The Richmond School Board has approved a spending plan for $54 million in federal funding to address increasing needs for the upcoming school year.
On Tuesday, the board voted 8-1 to endorse the plan, which now heads to the Virginia Department of Education for approval. Kenya Gibson was the only board member to vote against the plan.
Once the plan is approved by the state, Richmond Public Schools will be able to begin work to upgrade buildings in preparation for a full year of in-person instruction next school year. That work will include upgrading heating and cooling systems in many school buildings, as well as adding touchless soap dispensers and sanitizing stations.
Other spending areas include support for English-language learners and social-emotional learning, along with the possible use of bipolar ionization to remove COVID-19 from the air. The entirety of the federal money, from the Elementary and Secondary School Emergency Relief Fund, will be spent on costs related to the COVID-19 pandemic.
Board members expressed many concerns about the listed allocations, but decided to vote for the spending plan anyway.
Gibson said in a statement afterward that she recognizes that her vote might be unpopular, but “I take my responsibility as a fiscal agent of this school district very seriously.”
“I have advocated for more custodians and counselors, who are desperately needed,” she wrote. “They are needed as part of a long-term, sustainable budget, however, organized around recurring funds. I could not, in good faith, vote in support of a budget that could put the district in a deficit in two years when these funds have expired.”
Much of the other board members’ hesitation involved the $14 million to go toward year-round school for the next two years, a discussion that was delayed at Superintendent Jason Kamras’ request on Tuesday as public comment overwhelmingly didn’t support such a move.
Instead of including “extended year calendar” in the grant proposal’s wording, Kamras’ administration changed it to “additional learning support” to allow for further discussion on what year-round school would look like.
In written submissions that were read aloud during Tuesday’s public comment period, parents and students alike expressed immense opposition to a year-round calendar, saying it was too soon for such a drastic change.
Meredith Thompson, who created a petition alongside other RPS parents in support of delaying the year-round school discussion, wrote that such a change is a distraction to the school system’s need to establish a plan for a safe return to in-person instruction.
“Attempting to hastily implement such a significant change within the next four months will cause unnecessary upheaval in an already challenging time for teachers and families and could jeopardize the district’s ability to complete the significant work required to allow for a SAFE return to in-person learning,” she wrote.
Some students said they weren’t excited about the possibility of year-round school, concerned that they might lose their summer break. Some said they already have plans for the summer, including travel abroad.

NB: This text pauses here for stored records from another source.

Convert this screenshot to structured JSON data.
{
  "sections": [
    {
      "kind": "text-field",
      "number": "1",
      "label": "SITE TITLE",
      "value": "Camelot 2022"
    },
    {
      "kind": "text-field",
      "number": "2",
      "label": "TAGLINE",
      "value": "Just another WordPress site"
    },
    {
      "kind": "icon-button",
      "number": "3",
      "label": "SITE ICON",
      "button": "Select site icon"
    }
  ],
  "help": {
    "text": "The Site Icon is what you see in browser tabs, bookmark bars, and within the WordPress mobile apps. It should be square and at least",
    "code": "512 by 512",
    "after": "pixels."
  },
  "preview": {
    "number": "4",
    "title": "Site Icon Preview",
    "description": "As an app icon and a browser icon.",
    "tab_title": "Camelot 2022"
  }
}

Meanwhile, Kamras was able to add 17 custodians with the grant. Some School Board members said they couldn’t support anything less than 27 more custodians, the number that RPS is short of to meet the industry standard.
“Even though it’s not breaking the law that we don’t fund 27 positions, it is right,” said School Board member Shonda Harris-Muhammed, who represents the 6th District. “I have some strong reservations about what has been presented, but I also cannot stand against us trying to obtain the money that is presented to us.”
Also on Tuesday, the School Board approved a resolution to oppose a bill in the Virginia General Assembly that mandates school divisions to offer in-person instruction effective July 1. The resolution passed on a 7-2 vote, with Liz Doerr and Jonathan Young dissenting.
The bill passed the House of Delegates’ education committee on Monday with bipartisan support.
RPS is one of two school systems in the state to remain fully virtual and not yet submit a plan to meet Gov. Ralph Northam’s expectation that school buildings reopen by March 15. The other is Sussex County.